Anxiety, either about a current situation or forthcoming event is a normal bodily reaction to stress. This reaction begins in the Amygdala - an area in the brain which sends distress signals to the hypothalamus. These signals are then communicated to the rest of the body to evoke a ‘fight or flight’ response.
Physiologically, a positive stress response is short-term, when the adrenalin hormone, an increased heart rate, blood flow to the brain, and consequent rush of oxygen collectively forces us to concentrate on the problem and cope with it in a constructive manner.
However, long term repetitive stress responses to anxiety, excessive, and undue worry about a number of situations in every day life - such as, apprehensions about arriving late at work due to traffic, a failed deadline, a lost or misplaced item, a crying child, dread of examination or interview stress, fear of meeting a person or socialising, a missed appointment, and so on - can trigger a series of stress responses causing damaging emotional, and actual physical reactions in your body.
Lightheadedness, dizziness, an impending sense of doom, are also physiological reactions of long-term anxiety. Chronic anxiety, however, can lead to severe effects that are harmful to your body. Here are 7 such effects:
When a person is anxious, his or her breathing becomes short, shallow and rapid. This leads to unhealthy breathing patterns when the amount of oxygen inhaled is more than the amount of carbon dioxide exhaled by the person. Excess of carbon dioxide can restrict the blood supply to the brain, leading to dizziness, tingling or numbness in the hands or feet, or loss of consciousness. Anxiety can also worsen the symptoms of Asthma conditions. Patients suffering from inflamed airways or chronic obstructive pulmonary disease (COPD) may also need frequent hospitalisation due to stress.
Anxiety and constant worry can lead to chronic digestion and excretory problems, such as stomach pains, excessing bloating or abdominal cramping, diarrhoea, irritable bowel syndrome, vomiting, and so on.
Frequent stress hormones and coping with the fight or flight response may not allow your body to return to its normal rested state, leaving your immune system vulnerable to illness and viral infections. During this time, regular flu jabs and vaccination may also not work for you.
Heart palpitations and rapid breathing patterns are commonly experienced during a bout of anxiety. The persistent rush of stress response hormones at persistent, high levels of anxiety may cause high blood pressure and coronary problems such as heart disease or heart attack.
Frequent distress signals from your amygdala to your central nervous system to prepare for a stress response can cause your muscles to contract, or tighten very often. Constant muscle tension can lead to cramped, stiff or sore muscles, and aches and pains that can tend to spread throughout the body.
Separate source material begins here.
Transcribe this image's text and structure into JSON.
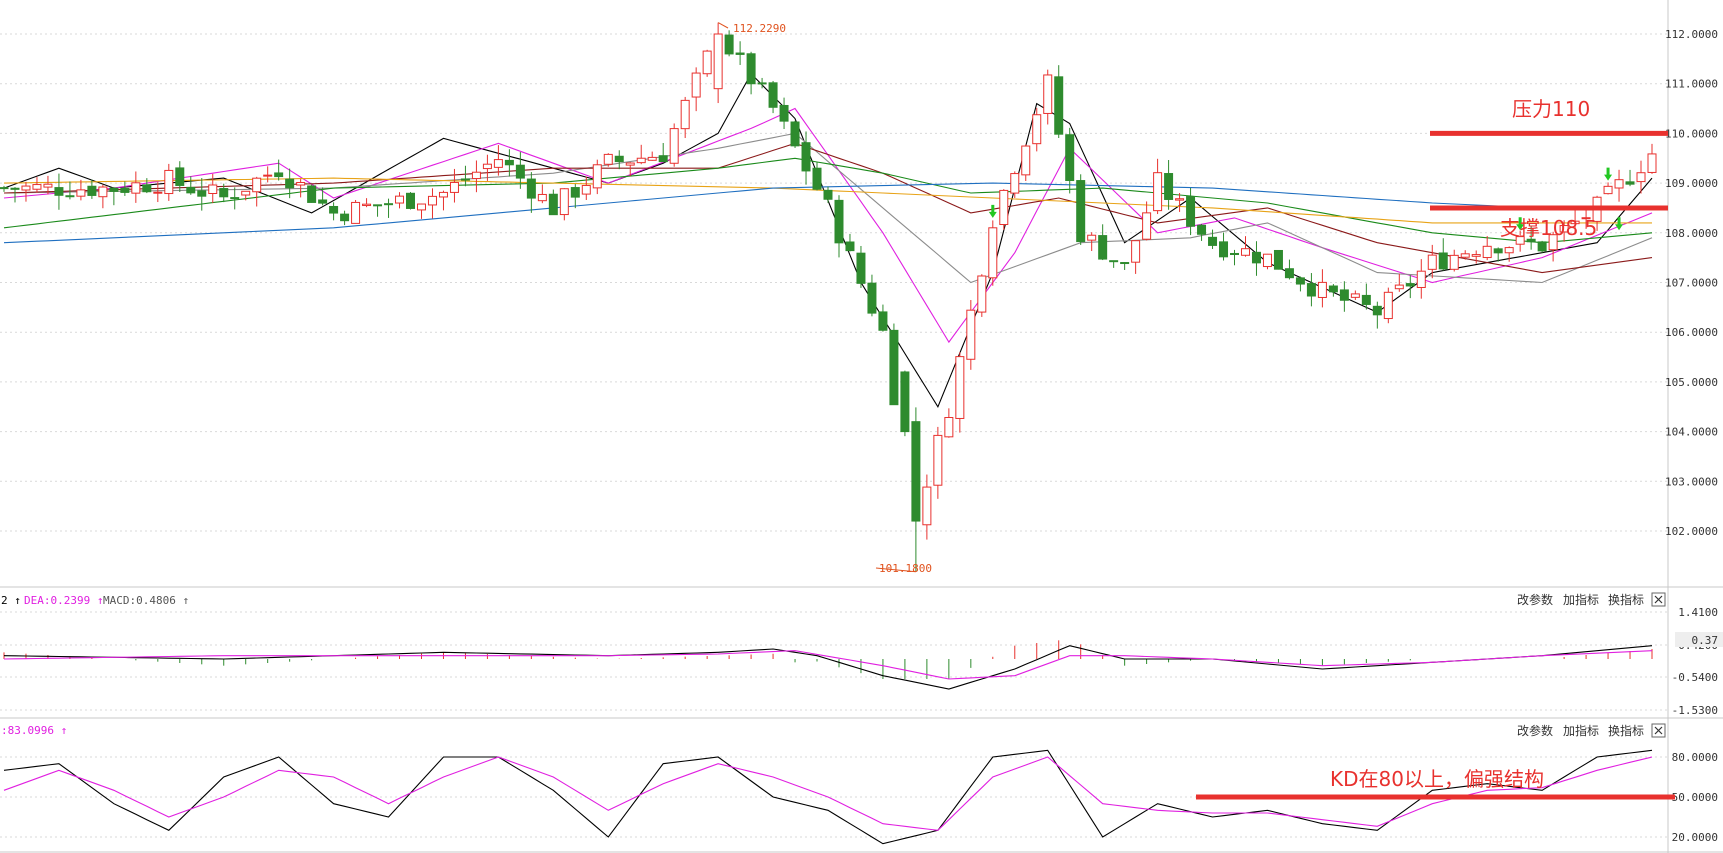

This may result in chronic pain conditions such as joint pains, arthritis, fibromyalgia, and so on.
If you are a constant worrier or suffer from a generalised anxiety disorder, it may also impact your short-term or working memory. As a consequence, you may find yourself making frequent mistakes, forgetting important appointments, and unable to cope with hectic schedules. When this happens regularly, it is difficult to take important decisions at work or at home; performance at school or office environments may be severely compromised. This leads you to be more anxious, and enter into a state of depression.
When you get anxious repeatedly, your brain floods your body with hormones of adrenalin and cortisol. This ‘high’ probably influence you to reach out for ‘sweet’ comfort foods like chocolate, creamy pastries or cake, and aerated drinks that contain a lot of sugar. However, the rise and subsequent drop in your blood sugar levels lead to an incessant craving for salty and sugary foods again. This unending roller-coaster of persistent anxiety levels can lead to weight gain and obesity.
Anxiety and depression are two different states of energy (high, and low) that are connected by a common cycle of fear, feeling of helplessness, loss of control in routine activities, and frustration or dejection. The constant fear of letting oneself down can push a person to be anxious again. Untreated anxiety disorders can easily lead to a state of depression. However, anxiety can be overcome using therapy, with love and family support, meditation, and many other techniques. Do speak to your doctor as early as possible if you are concerned.